To do: Go through the entries below, count every line with the string "space", and answer with only that number.

Records provided:
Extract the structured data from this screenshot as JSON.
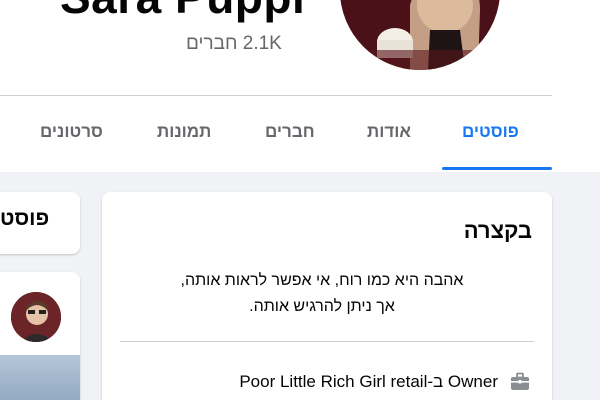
{
  "profile": {
    "name": "Sara Puppi",
    "friends": "2.1K חברים"
  },
  "tabs": [
    {
      "label": "פוסטים",
      "active": true
    },
    {
      "label": "אודות",
      "active": false
    },
    {
      "label": "חברים",
      "active": false
    },
    {
      "label": "תמונות",
      "active": false
    },
    {
      "label": "סרטונים",
      "active": false
    }
  ],
  "posts_section": {
    "title": "פוסט"
  },
  "intro": {
    "title": "בקצרה",
    "bio_line1": "אהבה היא כמו רוח, אי אפשר לראות אותה,",
    "bio_line2": "אך ניתן להרגיש אותה.",
    "work": "Owner ב-Poor Little Rich Girl retail",
    "work_icon": "briefcase-icon"
  },
  "colors": {
    "accent": "#1877f2",
    "muted_text": "#65676b",
    "background": "#f0f2f5"
  }
}
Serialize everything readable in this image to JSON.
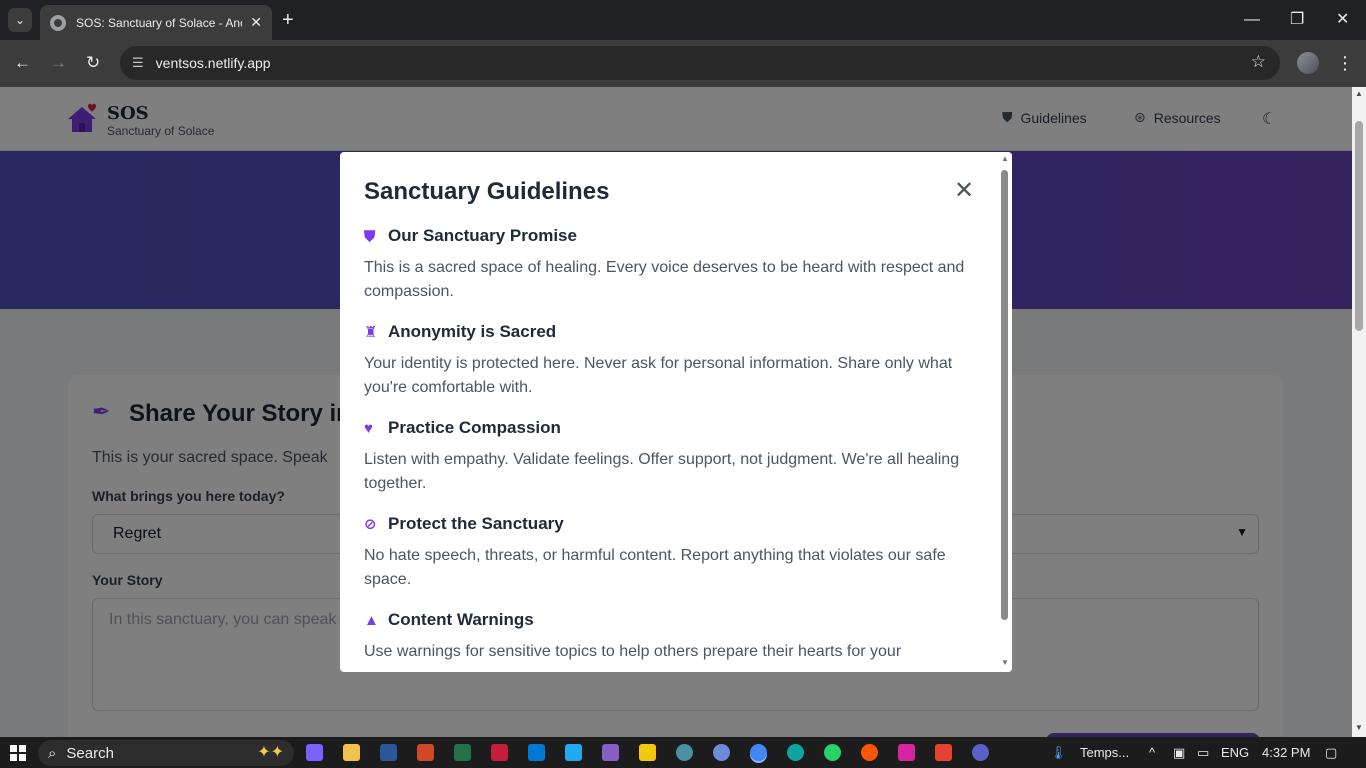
{
  "browser": {
    "tab_title": "SOS: Sanctuary of Solace - Anonymous Venting",
    "tab_close": "✕",
    "new_tab": "+",
    "url": "ventsos.netlify.app"
  },
  "site": {
    "brand": "SOS",
    "tagline": "Sanctuary of Solace",
    "nav": [
      {
        "label": "Guidelines",
        "icon": "shield-icon"
      },
      {
        "label": "Resources",
        "icon": "lifering-icon"
      }
    ],
    "theme_toggle_icon": "moon-icon"
  },
  "form": {
    "title": "Share Your Story in",
    "intro": "This is your sacred space. Speak",
    "topic_label": "What brings you here today?",
    "topic_value": "Regret",
    "story_label": "Your Story",
    "story_placeholder": "In this sanctuary, you can speak"
  },
  "modal": {
    "title": "Sanctuary Guidelines",
    "close": "✕",
    "guidelines": [
      {
        "icon": "shield-icon",
        "title": "Our Sanctuary Promise",
        "text": "This is a sacred space of healing. Every voice deserves to be heard with respect and compassion."
      },
      {
        "icon": "user-secret-icon",
        "title": "Anonymity is Sacred",
        "text": "Your identity is protected here. Never ask for personal information. Share only what you're comfortable with."
      },
      {
        "icon": "heart-icon",
        "title": "Practice Compassion",
        "text": "Listen with empathy. Validate feelings. Offer support, not judgment. We're all healing together."
      },
      {
        "icon": "ban-icon",
        "title": "Protect the Sanctuary",
        "text": "No hate speech, threats, or harmful content. Report anything that violates our safe space."
      },
      {
        "icon": "warning-icon",
        "title": "Content Warnings",
        "text": "Use warnings for sensitive topics to help others prepare their hearts for your"
      }
    ]
  },
  "taskbar": {
    "search": "Search",
    "weather": "Temps...",
    "lang": "ENG",
    "time": "4:32 PM"
  },
  "colors": {
    "accent": "#7c3aed",
    "hero_start": "#4c51bf",
    "hero_end": "#6b46c1"
  }
}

Response to this exercise: 3